The parameters of what qualifies as “unwholesome” are particularly strict, with pop stars having to maintain an ingratiating naiveté and child-like image. While this is true for both male and female stars, it’s when stars “break the rules” that the sexist nature of the jimusho system becomes visible. “Stars behaving badly” is a staple of gossip press the world over, and Japan is no different. In 2009, Tsuyoshi Kusanagi, member of boy band SMAP made Japanese headlines when he was arrested after running drunkenly around a Tokyo park completely naked.He held a press conference and made a public apology then went on to promote the band’s latest film soundtrack. When Manabu Oshio, a pop-star and actor fled a hotel room with a dead hostess in it, he was only charged with drug possession and the dead hostess was never mentioned again.
Compare these with the most recent “scandal” involving 20-year-old Minegishi Minami. On 31st January 2013, it was announced that Minegishi would be demoted from senior status in the group to trainee because she had stayed the night at the home of fellow J-pop-star, Shirahama Alan. Within hours, Minegishi had shaved her head and made a public apology on AKB48’s YouTube channel crying and saying that she does not expect forgiveness for her “thoughtless … behaviour”.
Unlike the stage-managed apology of Kusanagi for his drunken run, Minegishi’s statement is utterly affecting, particularly because of her shaved head. Shaving a woman’s hair is a key signifier of shame, most notably it was used to humiliate women who slept with Nazis. In Japan, young women’s hair is cut short (though not shaved) in years nine and ten to maintain their modesty at the onset of puberty. The members of AKB48 all have long hair.

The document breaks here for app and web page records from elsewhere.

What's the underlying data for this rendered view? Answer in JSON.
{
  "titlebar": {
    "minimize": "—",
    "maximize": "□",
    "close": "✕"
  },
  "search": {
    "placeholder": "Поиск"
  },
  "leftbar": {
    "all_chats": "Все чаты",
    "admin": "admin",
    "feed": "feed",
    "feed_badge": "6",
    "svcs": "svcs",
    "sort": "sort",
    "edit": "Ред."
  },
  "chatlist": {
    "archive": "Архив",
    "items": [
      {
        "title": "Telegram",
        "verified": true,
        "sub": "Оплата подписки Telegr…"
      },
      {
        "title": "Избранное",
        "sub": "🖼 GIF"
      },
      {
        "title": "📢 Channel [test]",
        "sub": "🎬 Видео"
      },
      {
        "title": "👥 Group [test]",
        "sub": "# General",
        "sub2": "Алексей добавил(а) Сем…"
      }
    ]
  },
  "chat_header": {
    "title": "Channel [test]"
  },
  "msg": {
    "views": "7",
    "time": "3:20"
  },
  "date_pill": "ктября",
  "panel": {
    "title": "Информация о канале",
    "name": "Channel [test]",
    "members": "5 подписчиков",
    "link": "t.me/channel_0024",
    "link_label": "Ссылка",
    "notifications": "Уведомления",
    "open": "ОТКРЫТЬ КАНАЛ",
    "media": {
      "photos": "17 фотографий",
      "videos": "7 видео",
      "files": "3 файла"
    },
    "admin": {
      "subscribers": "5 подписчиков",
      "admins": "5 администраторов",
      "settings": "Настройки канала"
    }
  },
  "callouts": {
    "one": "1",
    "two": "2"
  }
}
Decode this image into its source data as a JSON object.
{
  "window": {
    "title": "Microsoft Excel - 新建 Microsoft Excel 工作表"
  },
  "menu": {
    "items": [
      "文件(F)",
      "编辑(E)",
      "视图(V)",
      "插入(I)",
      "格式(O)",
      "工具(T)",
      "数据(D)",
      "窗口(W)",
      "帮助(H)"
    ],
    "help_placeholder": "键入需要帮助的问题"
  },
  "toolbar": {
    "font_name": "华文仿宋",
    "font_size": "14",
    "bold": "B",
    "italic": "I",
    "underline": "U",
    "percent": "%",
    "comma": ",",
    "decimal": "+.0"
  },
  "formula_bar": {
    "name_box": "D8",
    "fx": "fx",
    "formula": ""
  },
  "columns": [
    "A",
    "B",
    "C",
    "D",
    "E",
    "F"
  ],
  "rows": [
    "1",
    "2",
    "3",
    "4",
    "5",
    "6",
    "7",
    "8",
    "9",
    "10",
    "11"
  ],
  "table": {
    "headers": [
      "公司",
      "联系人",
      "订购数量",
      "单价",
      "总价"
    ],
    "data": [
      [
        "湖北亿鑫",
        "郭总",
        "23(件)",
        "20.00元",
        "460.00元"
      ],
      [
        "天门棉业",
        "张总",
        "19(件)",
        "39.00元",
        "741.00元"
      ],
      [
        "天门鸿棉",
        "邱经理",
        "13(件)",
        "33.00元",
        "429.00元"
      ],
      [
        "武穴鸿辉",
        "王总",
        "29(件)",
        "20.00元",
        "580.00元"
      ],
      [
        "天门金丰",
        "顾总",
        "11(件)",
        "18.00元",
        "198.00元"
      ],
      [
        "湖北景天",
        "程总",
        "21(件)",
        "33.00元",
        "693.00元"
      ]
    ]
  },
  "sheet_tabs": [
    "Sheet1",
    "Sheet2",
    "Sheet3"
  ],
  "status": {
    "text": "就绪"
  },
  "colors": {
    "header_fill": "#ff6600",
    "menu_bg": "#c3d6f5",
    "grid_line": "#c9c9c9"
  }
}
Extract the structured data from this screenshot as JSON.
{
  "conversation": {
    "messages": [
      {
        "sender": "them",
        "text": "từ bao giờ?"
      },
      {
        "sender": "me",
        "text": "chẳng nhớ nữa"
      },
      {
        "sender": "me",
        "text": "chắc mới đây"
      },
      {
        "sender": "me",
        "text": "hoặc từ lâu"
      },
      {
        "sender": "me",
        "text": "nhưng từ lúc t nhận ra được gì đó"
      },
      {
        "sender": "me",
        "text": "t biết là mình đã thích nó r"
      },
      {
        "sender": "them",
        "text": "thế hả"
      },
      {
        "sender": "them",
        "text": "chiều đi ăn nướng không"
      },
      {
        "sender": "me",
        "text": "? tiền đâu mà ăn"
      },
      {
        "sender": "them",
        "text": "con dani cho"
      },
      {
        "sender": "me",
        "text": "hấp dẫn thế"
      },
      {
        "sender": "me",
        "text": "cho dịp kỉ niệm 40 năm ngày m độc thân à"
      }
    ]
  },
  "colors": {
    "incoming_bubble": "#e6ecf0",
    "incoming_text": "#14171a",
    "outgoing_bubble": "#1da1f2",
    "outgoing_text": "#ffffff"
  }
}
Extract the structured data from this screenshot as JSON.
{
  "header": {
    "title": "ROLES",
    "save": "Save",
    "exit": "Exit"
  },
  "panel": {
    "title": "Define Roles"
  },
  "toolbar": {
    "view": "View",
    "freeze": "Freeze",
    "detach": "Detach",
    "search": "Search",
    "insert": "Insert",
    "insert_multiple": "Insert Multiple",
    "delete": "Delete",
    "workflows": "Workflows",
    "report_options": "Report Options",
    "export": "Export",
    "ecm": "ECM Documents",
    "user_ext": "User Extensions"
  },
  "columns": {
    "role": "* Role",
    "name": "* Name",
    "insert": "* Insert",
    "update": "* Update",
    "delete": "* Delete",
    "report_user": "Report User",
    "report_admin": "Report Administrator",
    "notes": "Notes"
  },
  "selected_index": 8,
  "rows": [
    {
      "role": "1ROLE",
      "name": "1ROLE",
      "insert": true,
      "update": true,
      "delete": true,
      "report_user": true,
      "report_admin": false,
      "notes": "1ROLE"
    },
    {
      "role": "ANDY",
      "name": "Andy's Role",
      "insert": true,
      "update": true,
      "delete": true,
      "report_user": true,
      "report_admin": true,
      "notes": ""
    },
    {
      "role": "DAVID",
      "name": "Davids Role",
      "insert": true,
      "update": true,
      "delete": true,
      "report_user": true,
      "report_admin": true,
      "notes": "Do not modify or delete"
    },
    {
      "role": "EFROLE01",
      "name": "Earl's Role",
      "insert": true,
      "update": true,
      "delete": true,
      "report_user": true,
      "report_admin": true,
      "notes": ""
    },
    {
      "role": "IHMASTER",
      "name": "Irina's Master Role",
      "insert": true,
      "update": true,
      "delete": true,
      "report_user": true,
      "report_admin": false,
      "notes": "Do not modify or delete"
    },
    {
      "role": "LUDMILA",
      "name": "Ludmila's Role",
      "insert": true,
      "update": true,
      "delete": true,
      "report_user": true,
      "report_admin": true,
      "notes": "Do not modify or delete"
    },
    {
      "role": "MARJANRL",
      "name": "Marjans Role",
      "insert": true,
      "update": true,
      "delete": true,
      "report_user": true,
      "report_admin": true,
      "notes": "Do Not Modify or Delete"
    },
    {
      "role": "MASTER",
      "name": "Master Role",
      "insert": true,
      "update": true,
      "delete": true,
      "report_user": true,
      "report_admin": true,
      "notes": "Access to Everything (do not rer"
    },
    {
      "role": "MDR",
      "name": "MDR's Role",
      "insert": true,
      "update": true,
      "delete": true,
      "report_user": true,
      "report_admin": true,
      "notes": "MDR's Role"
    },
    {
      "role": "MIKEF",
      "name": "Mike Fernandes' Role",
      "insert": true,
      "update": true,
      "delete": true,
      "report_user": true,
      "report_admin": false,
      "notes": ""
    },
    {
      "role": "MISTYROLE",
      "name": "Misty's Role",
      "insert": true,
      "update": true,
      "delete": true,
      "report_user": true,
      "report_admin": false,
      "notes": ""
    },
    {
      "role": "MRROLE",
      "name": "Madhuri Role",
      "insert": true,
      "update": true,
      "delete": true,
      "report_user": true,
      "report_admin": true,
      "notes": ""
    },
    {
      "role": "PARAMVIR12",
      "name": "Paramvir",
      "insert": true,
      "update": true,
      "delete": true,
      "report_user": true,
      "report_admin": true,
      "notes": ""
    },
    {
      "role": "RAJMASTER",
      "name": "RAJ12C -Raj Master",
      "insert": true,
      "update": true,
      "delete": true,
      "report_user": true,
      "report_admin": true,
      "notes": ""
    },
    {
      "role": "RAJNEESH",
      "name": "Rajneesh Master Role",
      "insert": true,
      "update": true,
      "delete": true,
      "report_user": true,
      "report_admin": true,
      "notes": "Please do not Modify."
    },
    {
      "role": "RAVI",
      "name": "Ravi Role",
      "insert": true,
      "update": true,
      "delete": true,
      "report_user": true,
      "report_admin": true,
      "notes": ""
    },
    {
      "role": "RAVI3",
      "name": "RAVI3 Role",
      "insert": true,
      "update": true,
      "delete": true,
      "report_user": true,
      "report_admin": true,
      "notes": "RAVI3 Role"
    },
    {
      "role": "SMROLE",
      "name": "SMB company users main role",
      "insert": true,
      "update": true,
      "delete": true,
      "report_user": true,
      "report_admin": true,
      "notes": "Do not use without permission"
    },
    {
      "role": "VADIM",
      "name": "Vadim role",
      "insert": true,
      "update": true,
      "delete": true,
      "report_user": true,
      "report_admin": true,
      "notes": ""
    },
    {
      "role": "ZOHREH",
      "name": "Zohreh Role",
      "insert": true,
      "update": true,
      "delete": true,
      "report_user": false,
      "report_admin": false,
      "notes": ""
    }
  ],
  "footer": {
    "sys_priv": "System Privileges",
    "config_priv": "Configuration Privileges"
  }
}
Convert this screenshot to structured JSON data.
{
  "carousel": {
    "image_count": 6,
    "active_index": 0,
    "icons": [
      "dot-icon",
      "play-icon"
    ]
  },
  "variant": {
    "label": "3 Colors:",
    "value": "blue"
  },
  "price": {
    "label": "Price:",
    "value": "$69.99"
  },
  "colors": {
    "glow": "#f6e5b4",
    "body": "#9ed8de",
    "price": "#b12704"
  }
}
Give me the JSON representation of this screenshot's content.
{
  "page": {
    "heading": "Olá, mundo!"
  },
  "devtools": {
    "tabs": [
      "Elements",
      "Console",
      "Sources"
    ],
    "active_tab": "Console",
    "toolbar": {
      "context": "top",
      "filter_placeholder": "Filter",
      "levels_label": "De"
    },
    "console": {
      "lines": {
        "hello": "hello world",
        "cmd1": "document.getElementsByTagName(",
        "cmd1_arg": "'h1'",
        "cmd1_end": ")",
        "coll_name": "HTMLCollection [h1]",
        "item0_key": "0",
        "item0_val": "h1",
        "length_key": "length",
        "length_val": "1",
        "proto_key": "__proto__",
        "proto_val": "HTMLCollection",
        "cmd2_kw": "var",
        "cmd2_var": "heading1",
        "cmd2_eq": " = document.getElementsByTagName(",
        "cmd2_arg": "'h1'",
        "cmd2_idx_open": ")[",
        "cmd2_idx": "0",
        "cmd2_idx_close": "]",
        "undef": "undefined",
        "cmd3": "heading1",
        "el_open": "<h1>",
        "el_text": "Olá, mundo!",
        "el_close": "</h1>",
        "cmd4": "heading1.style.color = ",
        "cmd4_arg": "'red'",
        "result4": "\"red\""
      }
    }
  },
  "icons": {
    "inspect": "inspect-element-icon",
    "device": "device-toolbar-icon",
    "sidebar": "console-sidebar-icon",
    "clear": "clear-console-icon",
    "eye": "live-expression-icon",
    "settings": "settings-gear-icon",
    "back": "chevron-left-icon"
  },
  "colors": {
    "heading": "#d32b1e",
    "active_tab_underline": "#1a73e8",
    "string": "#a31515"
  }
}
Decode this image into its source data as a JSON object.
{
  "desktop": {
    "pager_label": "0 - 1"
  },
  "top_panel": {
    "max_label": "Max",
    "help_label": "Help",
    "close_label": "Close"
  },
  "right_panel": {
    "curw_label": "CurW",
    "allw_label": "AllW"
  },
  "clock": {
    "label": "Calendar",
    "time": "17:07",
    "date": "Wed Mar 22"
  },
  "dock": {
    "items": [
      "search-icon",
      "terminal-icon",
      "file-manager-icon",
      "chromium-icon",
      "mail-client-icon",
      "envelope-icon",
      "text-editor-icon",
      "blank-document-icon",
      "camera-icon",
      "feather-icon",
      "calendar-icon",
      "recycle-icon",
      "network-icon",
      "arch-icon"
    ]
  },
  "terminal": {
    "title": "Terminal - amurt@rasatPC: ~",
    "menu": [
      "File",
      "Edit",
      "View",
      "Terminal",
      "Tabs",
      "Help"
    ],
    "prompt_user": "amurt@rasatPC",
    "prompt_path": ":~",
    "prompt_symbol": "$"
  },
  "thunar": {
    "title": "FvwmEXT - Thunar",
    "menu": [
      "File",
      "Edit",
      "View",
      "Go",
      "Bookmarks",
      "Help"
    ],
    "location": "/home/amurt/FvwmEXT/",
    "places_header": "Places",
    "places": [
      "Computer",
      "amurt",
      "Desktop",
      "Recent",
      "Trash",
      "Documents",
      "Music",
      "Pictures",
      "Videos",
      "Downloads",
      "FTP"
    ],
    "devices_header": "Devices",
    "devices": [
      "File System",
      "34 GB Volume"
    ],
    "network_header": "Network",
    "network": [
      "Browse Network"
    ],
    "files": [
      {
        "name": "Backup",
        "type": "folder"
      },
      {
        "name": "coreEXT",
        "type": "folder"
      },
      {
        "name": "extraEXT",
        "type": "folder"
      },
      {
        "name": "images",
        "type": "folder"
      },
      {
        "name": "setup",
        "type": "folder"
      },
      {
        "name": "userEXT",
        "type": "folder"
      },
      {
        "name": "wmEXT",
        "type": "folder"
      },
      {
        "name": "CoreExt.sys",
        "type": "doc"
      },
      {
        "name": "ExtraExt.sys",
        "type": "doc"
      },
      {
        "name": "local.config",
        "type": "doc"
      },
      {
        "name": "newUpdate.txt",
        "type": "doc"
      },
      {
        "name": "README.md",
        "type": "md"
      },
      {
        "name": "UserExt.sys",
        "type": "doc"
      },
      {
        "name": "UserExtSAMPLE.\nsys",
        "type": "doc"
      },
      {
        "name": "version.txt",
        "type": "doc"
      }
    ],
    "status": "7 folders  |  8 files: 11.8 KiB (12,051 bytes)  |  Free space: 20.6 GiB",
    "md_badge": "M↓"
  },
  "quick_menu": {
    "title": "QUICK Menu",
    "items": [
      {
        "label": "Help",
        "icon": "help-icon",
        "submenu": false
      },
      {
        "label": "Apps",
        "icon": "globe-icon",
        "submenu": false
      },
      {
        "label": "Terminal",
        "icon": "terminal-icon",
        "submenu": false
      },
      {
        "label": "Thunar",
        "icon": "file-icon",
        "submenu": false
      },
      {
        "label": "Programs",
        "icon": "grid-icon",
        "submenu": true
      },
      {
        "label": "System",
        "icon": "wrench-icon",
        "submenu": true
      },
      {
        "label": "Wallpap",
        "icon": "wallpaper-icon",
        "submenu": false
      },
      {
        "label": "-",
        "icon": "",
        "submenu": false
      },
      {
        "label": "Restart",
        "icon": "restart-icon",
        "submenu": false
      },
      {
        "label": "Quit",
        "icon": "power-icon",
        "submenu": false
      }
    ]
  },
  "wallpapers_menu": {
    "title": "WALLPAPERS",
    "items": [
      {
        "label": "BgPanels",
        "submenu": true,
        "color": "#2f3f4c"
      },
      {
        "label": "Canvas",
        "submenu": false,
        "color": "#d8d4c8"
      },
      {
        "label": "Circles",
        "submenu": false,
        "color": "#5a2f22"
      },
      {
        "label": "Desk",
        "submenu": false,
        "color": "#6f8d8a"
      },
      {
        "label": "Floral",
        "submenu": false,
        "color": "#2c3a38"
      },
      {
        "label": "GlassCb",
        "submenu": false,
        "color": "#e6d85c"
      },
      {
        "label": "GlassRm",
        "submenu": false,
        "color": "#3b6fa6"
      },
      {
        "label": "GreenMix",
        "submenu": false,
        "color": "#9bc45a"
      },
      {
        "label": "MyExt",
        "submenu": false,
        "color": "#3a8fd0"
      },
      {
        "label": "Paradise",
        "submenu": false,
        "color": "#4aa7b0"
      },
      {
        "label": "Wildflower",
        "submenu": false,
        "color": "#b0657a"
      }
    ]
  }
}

Minegishi claims that it was her own decision to shave her head in order to display ‘"contrition" for her “lack of self-awareness”. Though it might have been her own choice, it was made in the context of the AKB48 jimusho, a company focused on controlling the representation of its female pop group’s bodies. For her apparent deviance from the cute, sexy, attainable, starlet image, Minegishi’s body had to bear the shame of her act. Unlike Kusanagi, she was not allowed the dignity of a press conference. Her apology, and her shaved head, had only one purpose, to completely strip Minegishi of all dignity and rationalise her demotion.
It is interesting that some Japanese fans went on in an official Q&A after the incident, to ask AKB48’s theatre manager Togasaki Tomonobu if Minami “really reflected on her actions” after she was seen “having fun” with other senior group members.
But ex-AKB48 member, Nakanishi Rina, debuted as a porn star in 2010 and barely a ripple occurred.
It seems that so long as your body and sexuality is on public display for others it’s okay, but to be a woman with a private sex life is not.